An occasional series in which a review of recent posts on SmartData Collective reveals the following nuggets:
Cloudy days ahead
The question is not, will cloud computing happen, but rather, how will this tendency unfold, and how will organizations, regulators, and other actors respond? Until the rhetoric and more important the base of experience moves beyond the current state of pilots and vaporware, the range of potential outcomes is too vast to bet on with any serious money.
—John Jordan: “May 2009 Early Indications: Clouded Over”
Back to the drawing board

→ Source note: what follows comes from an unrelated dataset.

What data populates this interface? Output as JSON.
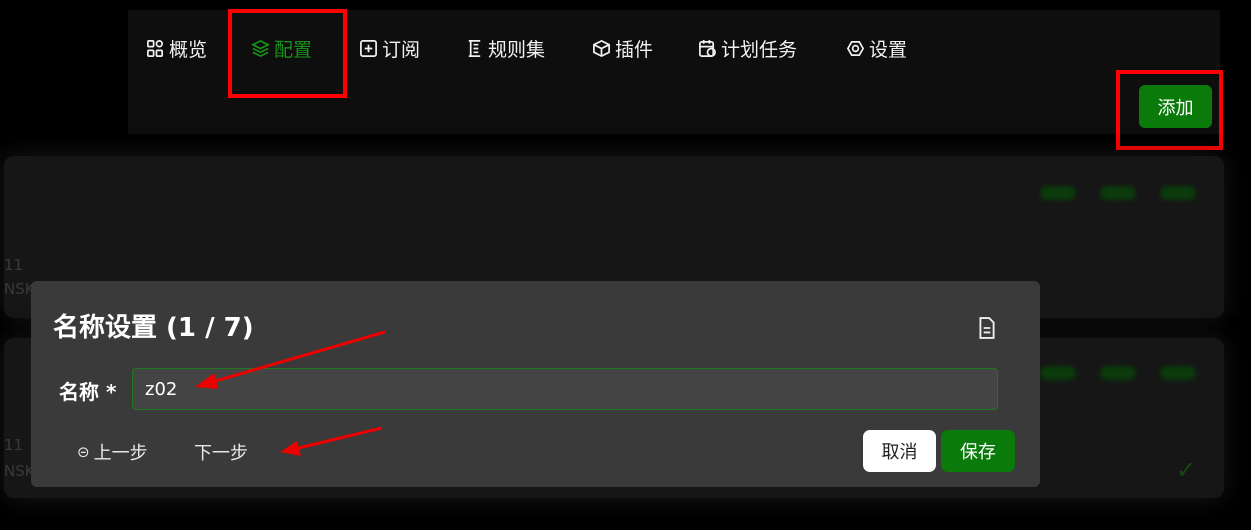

But I can’t say I’d be thrilled. I’ve only had a short time to play with Bing, but I’m not overwhelmed. In fact, I’m quite disappointed, given their big talk about delivering a “decision engine,” I expected at least a little bit of innovation in the user experience. No such luck, The focus is still on the ranked list, and their ranking is, at least to my taste, perceptibly inferior to Google’s. I could live with that small difference if the interface offered real opportunities for interaction. But there isn’t anything new there.
—Daniel Tunkelang: “Banging on Bing: A Bummer”
It’s always the customer
Customer service will remain the priority area for IT investments during the coming year. This is for good reason, as evidence mounts from several sectors that customer loyalty is eroding and customer churn increasing. Information management will also be high on the priority list, especially when it comes to projects designed to improve firms’ understanding of customer behavior.
—Timo Elliott: “Economist Research: Decision-Making in Turbulent Times”
The growing world of analytics
Risk management is one of the largest component of the analytics industry today, and it is the pioneer component, too. The market is huge in the U.S. and Europe; Asia Pacific is coming up fast and it is yet to get full swing in China and South Asia, including Nepal.
—Bhupendra Khanal (in a Romakanta Irungbam post): “Analytics: Reality and the Growing Interest”
Sort it out
In Master Data terms, IT understands the data architecture and the interdependencies. They know all the transactions required to enter data into the system, and what security roles are in place to limit access to those transactions. IT also has tools and knowledge on how to extract data from the database and batch import data en masse. IT knows the what, when, and how of Master Data.
—James MacLennan: “Who Owns Master Data in Your Company?”
Help management lead
My suggestion to middle managers who have become passionate advocates of applying business analytics is to start educating your leadership team. Help them lead. Leadership is their primary role and responsibility. Executives lead by both communicating their vision to employees and inspiring employees. My advice to middle managers to influence your executives is to be frank and open. Do not fear that executives will reject your ideas. Create pilots and test experiments that demonstrate the power of business analytics.
—Gary Cokins: “Discovering Analytics: A Revelation or Slow Investigation?”
Make those filters accessible
Given the importance of filters to most information applications, it is surprising how often the interface makes them hard to find. As I mentioned in an earlier post, the failure of many analytical and reporting applications is that "they assume users know precisely what they need before they’ve begun the analysis." Filtering shouldn't be a one shot deal; the functionality should always be accessible.
—Juice Analytics: “Five Features of Effective Filters”
Do the smart thing
Smart means applications that handle lots of data, use personalized data, focus on predictive analytics and enable time critical decisions. Today they see problems with software choking on large data volumes, applications being hampered by unclean/incomplete data, limits to accuracy and simulation, and days of processing time for complex problems.
—James Taylor: “First Look – Pervasive DataRush”